EXERCISE OBJECTIVE |
Print each entry below precisely as shown.

MATERIAL FOR THE TASK |
**********

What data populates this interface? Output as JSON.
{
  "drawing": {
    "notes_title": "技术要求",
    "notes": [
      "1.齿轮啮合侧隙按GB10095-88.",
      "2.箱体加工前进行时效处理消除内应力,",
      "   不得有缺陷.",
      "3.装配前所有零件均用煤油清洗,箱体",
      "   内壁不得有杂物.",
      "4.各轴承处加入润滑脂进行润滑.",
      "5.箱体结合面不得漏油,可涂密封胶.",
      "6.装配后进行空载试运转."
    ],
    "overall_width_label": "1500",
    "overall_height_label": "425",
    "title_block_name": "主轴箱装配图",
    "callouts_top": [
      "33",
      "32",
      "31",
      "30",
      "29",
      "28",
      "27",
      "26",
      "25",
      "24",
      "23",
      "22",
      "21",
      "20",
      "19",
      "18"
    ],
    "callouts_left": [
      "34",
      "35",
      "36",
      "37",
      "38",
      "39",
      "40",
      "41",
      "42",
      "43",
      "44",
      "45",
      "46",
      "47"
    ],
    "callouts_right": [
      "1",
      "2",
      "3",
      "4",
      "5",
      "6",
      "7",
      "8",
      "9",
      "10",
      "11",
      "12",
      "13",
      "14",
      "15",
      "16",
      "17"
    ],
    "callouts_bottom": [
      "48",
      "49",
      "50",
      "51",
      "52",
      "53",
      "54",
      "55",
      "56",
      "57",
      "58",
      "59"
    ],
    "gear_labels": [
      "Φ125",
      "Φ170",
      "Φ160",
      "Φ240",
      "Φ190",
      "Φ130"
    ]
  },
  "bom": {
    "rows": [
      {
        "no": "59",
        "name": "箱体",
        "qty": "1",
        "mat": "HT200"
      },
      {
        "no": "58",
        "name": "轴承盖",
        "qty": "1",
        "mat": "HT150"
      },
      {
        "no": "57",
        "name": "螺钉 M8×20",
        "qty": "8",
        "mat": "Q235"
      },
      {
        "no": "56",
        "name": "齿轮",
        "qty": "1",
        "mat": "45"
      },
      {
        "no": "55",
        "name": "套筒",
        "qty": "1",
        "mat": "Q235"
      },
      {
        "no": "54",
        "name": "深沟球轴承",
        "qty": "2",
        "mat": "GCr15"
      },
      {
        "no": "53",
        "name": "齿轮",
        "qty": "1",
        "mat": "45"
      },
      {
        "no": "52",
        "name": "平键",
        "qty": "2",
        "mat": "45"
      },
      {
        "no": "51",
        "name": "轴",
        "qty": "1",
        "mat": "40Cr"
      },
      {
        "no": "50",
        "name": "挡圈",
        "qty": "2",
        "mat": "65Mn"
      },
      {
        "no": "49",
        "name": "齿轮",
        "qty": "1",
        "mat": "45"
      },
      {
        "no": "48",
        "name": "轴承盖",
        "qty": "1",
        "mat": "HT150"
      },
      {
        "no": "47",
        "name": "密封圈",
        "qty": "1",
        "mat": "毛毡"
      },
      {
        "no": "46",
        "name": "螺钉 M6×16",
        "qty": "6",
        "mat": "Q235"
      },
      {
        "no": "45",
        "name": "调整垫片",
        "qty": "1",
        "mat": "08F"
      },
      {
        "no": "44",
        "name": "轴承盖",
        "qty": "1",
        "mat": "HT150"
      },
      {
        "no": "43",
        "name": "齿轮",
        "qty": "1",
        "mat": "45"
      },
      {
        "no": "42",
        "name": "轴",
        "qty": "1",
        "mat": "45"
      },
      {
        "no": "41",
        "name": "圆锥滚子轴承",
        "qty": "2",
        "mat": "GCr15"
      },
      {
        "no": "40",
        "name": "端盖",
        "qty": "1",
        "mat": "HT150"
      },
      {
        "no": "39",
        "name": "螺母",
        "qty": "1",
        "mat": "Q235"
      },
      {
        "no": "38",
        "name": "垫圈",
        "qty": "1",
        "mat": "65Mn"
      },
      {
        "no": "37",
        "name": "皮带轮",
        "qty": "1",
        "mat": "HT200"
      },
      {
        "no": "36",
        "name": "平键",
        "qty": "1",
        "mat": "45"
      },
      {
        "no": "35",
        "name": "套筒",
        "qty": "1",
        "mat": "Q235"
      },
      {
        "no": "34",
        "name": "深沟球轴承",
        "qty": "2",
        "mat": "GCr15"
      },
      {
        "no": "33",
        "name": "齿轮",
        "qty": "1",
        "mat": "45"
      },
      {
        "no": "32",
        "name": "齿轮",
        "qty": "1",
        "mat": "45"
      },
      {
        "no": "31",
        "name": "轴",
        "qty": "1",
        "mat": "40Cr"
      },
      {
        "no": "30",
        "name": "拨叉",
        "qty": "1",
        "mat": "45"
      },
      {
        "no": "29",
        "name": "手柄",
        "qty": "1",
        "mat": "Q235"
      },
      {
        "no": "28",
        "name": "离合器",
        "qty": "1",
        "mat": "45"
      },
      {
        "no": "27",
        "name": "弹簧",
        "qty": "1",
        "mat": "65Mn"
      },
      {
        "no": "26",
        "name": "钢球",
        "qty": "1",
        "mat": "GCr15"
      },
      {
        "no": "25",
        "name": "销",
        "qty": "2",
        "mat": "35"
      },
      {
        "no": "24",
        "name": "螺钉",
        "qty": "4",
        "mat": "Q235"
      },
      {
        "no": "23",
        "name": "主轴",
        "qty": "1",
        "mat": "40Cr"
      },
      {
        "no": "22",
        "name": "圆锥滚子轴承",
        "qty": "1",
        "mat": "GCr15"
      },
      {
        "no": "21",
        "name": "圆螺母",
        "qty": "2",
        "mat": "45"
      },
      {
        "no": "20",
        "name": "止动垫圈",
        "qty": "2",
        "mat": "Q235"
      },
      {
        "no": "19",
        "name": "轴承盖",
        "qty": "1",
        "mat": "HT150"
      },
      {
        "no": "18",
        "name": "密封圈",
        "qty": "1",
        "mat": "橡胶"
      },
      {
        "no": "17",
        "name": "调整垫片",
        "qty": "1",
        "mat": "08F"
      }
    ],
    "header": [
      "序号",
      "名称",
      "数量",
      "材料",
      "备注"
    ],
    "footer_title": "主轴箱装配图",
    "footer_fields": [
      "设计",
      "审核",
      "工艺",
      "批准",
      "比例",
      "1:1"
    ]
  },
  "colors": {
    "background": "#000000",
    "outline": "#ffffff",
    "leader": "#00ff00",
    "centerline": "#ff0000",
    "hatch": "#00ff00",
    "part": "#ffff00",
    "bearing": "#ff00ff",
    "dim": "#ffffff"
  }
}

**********

ANSWER TO THIS TASK |
What data populates this interface? Output as JSON.
{
  "drawing": {
    "notes_title": "技术要求",
    "notes": [
      "1.齿轮啮合侧隙按GB10095-88.",
      "2.箱体加工前进行时效处理消除内应力,",
      "   不得有缺陷.",
      "3.装配前所有零件均用煤油清洗,箱体",
      "   内壁不得有杂物.",
      "4.各轴承处加入润滑脂进行润滑.",
      "5.箱体结合面不得漏油,可涂密封胶.",
      "6.装配后进行空载试运转."
    ],
    "overall_width_label": "1500",
    "overall_height_label": "425",
    "title_block_name": "主轴箱装配图",
    "callouts_top": [
      "33",
      "32",
      "31",
      "30",
      "29",
      "28",
      "27",
      "26",
      "25",
      "24",
      "23",
      "22",
      "21",
      "20",
      "19",
      "18"
    ],
    "callouts_left": [
      "34",
      "35",
      "36",
      "37",
      "38",
      "39",
      "40",
      "41",
      "42",
      "43",
      "44",
      "45",
      "46",
      "47"
    ],
    "callouts_right": [
      "1",
      "2",
      "3",
      "4",
      "5",
      "6",
      "7",
      "8",
      "9",
      "10",
      "11",
      "12",
      "13",
      "14",
      "15",
      "16",
      "17"
    ],
    "callouts_bottom": [
      "48",
      "49",
      "50",
      "51",
      "52",
      "53",
      "54",
      "55",
      "56",
      "57",
      "58",
      "59"
    ],
    "gear_labels": [
      "Φ125",
      "Φ170",
      "Φ160",
      "Φ240",
      "Φ190",
      "Φ130"
    ]
  },
  "bom": {
    "rows": [
      {
        "no": "59",
        "name": "箱体",
        "qty": "1",
        "mat": "HT200"
      },
      {
        "no": "58",
        "name": "轴承盖",
        "qty": "1",
        "mat": "HT150"
      },
      {
        "no": "57",
        "name": "螺钉 M8×20",
        "qty": "8",
        "mat": "Q235"
      },
      {
        "no": "56",
        "name": "齿轮",
        "qty": "1",
        "mat": "45"
      },
      {
        "no": "55",
        "name": "套筒",
        "qty": "1",
        "mat": "Q235"
      },
      {
        "no": "54",
        "name": "深沟球轴承",
        "qty": "2",
        "mat": "GCr15"
      },
      {
        "no": "53",
        "name": "齿轮",
        "qty": "1",
        "mat": "45"
      },
      {
        "no": "52",
        "name": "平键",
        "qty": "2",
        "mat": "45"
      },
      {
        "no": "51",
        "name": "轴",
        "qty": "1",
        "mat": "40Cr"
      },
      {
        "no": "50",
        "name": "挡圈",
        "qty": "2",
        "mat": "65Mn"
      },
      {
        "no": "49",
        "name": "齿轮",
        "qty": "1",
        "mat": "45"
      },
      {
        "no": "48",
        "name": "轴承盖",
        "qty": "1",
        "mat": "HT150"
      },
      {
        "no": "47",
        "name": "密封圈",
        "qty": "1",
        "mat": "毛毡"
      },
      {
        "no": "46",
        "name": "螺钉 M6×16",
        "qty": "6",
        "mat": "Q235"
      },
      {
        "no": "45",
        "name": "调整垫片",
        "qty": "1",
        "mat": "08F"
      },
      {
        "no": "44",
        "name": "轴承盖",
        "qty": "1",
        "mat": "HT150"
      },
      {
        "no": "43",
        "name": "齿轮",
        "qty": "1",
        "mat": "45"
      },
      {
        "no": "42",
        "name": "轴",
        "qty": "1",
        "mat": "45"
      },
      {
        "no": "41",
        "name": "圆锥滚子轴承",
        "qty": "2",
        "mat": "GCr15"
      },
      {
        "no": "40",
        "name": "端盖",
        "qty": "1",
        "mat": "HT150"
      },
      {
        "no": "39",
        "name": "螺母",
        "qty": "1",
        "mat": "Q235"
      },
      {
        "no": "38",
        "name": "垫圈",
        "qty": "1",
        "mat": "65Mn"
      },
      {
        "no": "37",
        "name": "皮带轮",
        "qty": "1",
        "mat": "HT200"
      },
      {
        "no": "36",
        "name": "平键",
        "qty": "1",
        "mat": "45"
      },
      {
        "no": "35",
        "name": "套筒",
        "qty": "1",
        "mat": "Q235"
      },
      {
        "no": "34",
        "name": "深沟球轴承",
        "qty": "2",
        "mat": "GCr15"
      },
      {
        "no": "33",
        "name": "齿轮",
        "qty": "1",
        "mat": "45"
      },
      {
        "no": "32",
        "name": "齿轮",
        "qty": "1",
        "mat": "45"
      },
      {
        "no": "31",
        "name": "轴",
        "qty": "1",
        "mat": "40Cr"
      },
      {
        "no": "30",
        "name": "拨叉",
        "qty": "1",
        "mat": "45"
      },
      {
        "no": "29",
        "name": "手柄",
        "qty": "1",
        "mat": "Q235"
      },
      {
        "no": "28",
        "name": "离合器",
        "qty": "1",
        "mat": "45"
      },
      {
        "no": "27",
        "name": "弹簧",
        "qty": "1",
        "mat": "65Mn"
      },
      {
        "no": "26",
        "name": "钢球",
        "qty": "1",
        "mat": "GCr15"
      },
      {
        "no": "25",
        "name": "销",
        "qty": "2",
        "mat": "35"
      },
      {
        "no": "24",
        "name": "螺钉",
        "qty": "4",
        "mat": "Q235"
      },
      {
        "no": "23",
        "name": "主轴",
        "qty": "1",
        "mat": "40Cr"
      },
      {
        "no": "22",
        "name": "圆锥滚子轴承",
        "qty": "1",
        "mat": "GCr15"
      },
      {
        "no": "21",
        "name": "圆螺母",
        "qty": "2",
        "mat": "45"
      },
      {
        "no": "20",
        "name": "止动垫圈",
        "qty": "2",
        "mat": "Q235"
      },
      {
        "no": "19",
        "name": "轴承盖",
        "qty": "1",
        "mat": "HT150"
      },
      {
        "no": "18",
        "name": "密封圈",
        "qty": "1",
        "mat": "橡胶"
      },
      {
        "no": "17",
        "name": "调整垫片",
        "qty": "1",
        "mat": "08F"
      }
    ],
    "header": [
      "序号",
      "名称",
      "数量",
      "材料",
      "备注"
    ],
    "footer_title": "主轴箱装配图",
    "footer_fields": [
      "设计",
      "审核",
      "工艺",
      "批准",
      "比例",
      "1:1"
    ]
  },
  "colors": {
    "background": "#000000",
    "outline": "#ffffff",
    "leader": "#00ff00",
    "centerline": "#ff0000",
    "hatch": "#00ff00",
    "part": "#ffff00",
    "bearing": "#ff00ff",
    "dim": "#ffffff"
  }
}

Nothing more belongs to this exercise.